This schedule complies with federal regulations of the Department of Education. A copy of the regulations is on file in the Office of Financial Aid, Room 250, Law School. A student withdrawing during any semester without approval of the Dean is not entitled to remission of tuition and will automatically receive a failing grade in all courses.

Rules for Election of Non-Classroom Courses

The New York Court of Appeals Rules for Admission of Attorneys permit Hofstra students to select up to 27 semester hours of non-classroom courses during their course of study. In calculating this 27-hour limitation, only the non-classroom portion of clinical and like courses must be counted.

The Court of Appeals rules also require students in the full-time program to elect at least 10 classroom credit hours each semester, and students in the part-time program to elect at least 8 classroom credit hours each semester, except during a semester in which a student elects a live client clinic or the externship program. The rules of the School of Law require a student in the full-time program to elect a minimum of 12 credit hours (total classroom and non-classroom credit hours) each semester with a minimum of 58 credit hours in the second and third years. A student in the part-time program must elect 8 classroom credit hours each semester (total classroom and non-classroom credit hours) after the first year.

The current courses in the curriculum that are classified as non-classroom courses are contained in the following table. Each course title is followed by a footnote(s) specifying academic regulations that apply to students who enroll in that course.

Non-Classroom Courses

    Credits   Non-Classroom Hours
Externship Program (2)  

3

 

2

Family Court Review (3,4)  

2-3

 

1

Hofstra Labor & Employment Law Journal (3,4)  

2-5

 

2-5

Hofstra Law & Policy Symposium (3,4)  

3

 

2

Hofstra Law Review (3,4)  

2-5

 

2-5

Independent Study (5)  

2-6

 

2-6

Trial & Moot Court Teams (3)  

1

 

1

Community Legal Assistance Corporation Child Advocacy Clinic (one-semester program) (1)  

6

 

4

Criminal Justice Clinic (one-semester program) (1)  

6

 

4

Housing Rights Clinic (one-semester program) (1)  

6

 

4

Mediation Clinic (one-semester program) (1)  

6

 

4

Political Asylum Clinic (one-semester program) (1)  

6

 

4

Applicable Rules

  1. During any semester in which this course is elected, the full-time student must take classroom courses equaling a minimum of four credit hours, and the combined credits of the classroom and non-classroom course(s) must equal at least 12 credit hours. The part-time student must take two additional classroom credit hours, and the combined credits of classroom and nonclassroom courses must equal 8 credit hours.
  2. During any semester in which this course is elected, the full-time student must take classroom classes equaling a minimum of 7 credit hours, and the combined credits of the classroom and non-classroom course(s) must equal at least 12 credit hours. The part-time student must take 5 additional classroom credit hours, and the combined credits of the classroom and non-classroom course(s) must equal 8 credit hours.
  3. During any semester in which this course is awarded, the full-time student must also elect at least 10 classroom credit hours. he part-time student must take 8 additional classroom credit hours.
  4. Information is available from the Registrar’s Office concerning credits and conditions for taking these courses.
  5. The maximum number of Independent Study credit hours that a student may elect is 6. No more than 3 credit hours may be elected in one semester without approval from the Dean’s Office, and no separate election can be made for fewer than 2 credit hours.
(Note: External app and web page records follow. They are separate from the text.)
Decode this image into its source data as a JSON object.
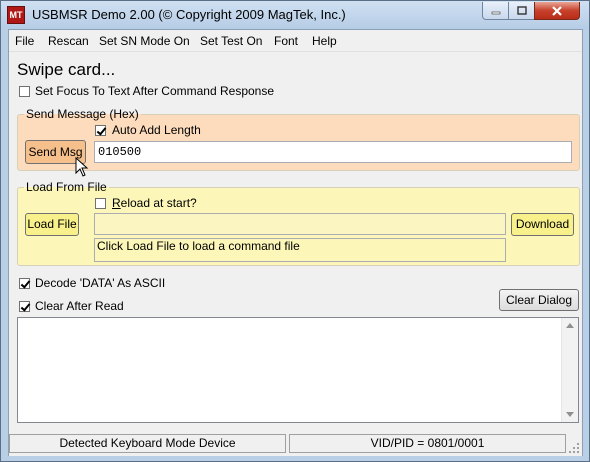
{
  "window": {
    "title": "USBMSR Demo 2.00 (© Copyright 2009 MagTek, Inc.)",
    "icon_label": "MT"
  },
  "menu": [
    "File",
    "Rescan",
    "Set SN Mode On",
    "Set Test On",
    "Font",
    "Help"
  ],
  "swipe_label": "Swipe card...",
  "set_focus": {
    "label": "Set Focus To Text After Command Response",
    "checked": false
  },
  "send_message": {
    "title": "Send Message (Hex)",
    "auto_add_length": {
      "label": "Auto Add Length",
      "checked": true
    },
    "button": "Send Msg",
    "value": "010500"
  },
  "load_from_file": {
    "title": "Load From File",
    "reload_at_start": {
      "label": "Reload at start?",
      "checked": false
    },
    "load_button": "Load File",
    "path_value": "",
    "download_button": "Download",
    "hint": "Click Load File to load a command file"
  },
  "decode_ascii": {
    "label": "Decode 'DATA' As ASCII",
    "checked": true
  },
  "clear_after_read": {
    "label": "Clear After Read",
    "checked": true
  },
  "clear_dialog_button": "Clear Dialog",
  "output_text": "",
  "status": {
    "left": "Detected Keyboard Mode Device",
    "right": "VID/PID = 0801/0001"
  },
  "colors": {
    "send_group_bg": "#fcdcbc",
    "load_group_bg": "#fcf6b8",
    "send_btn_bg": "#f6c08c",
    "load_btn_bg": "#f8f08a",
    "titlebar": "#b9cfe6",
    "close_button": "#c7412c"
  }
}
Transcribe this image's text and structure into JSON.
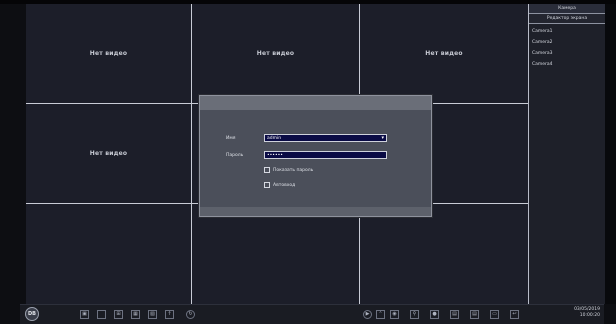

During any semester in which an Independent Study is elected, a full-time student must also elect at least 10 classroom hours and a part-time student must also elect at least 8 classroom hours. The decision to accept a proposed Independent Study program is at the discretion of the regular faculty member who supervises the program. No registration for Independent Study will be final until a regular faculty member has agreed to the appropriate credit hours and signified in writing a willingness to supervise it. Such writing must be filed before the time to add or drop a course expires.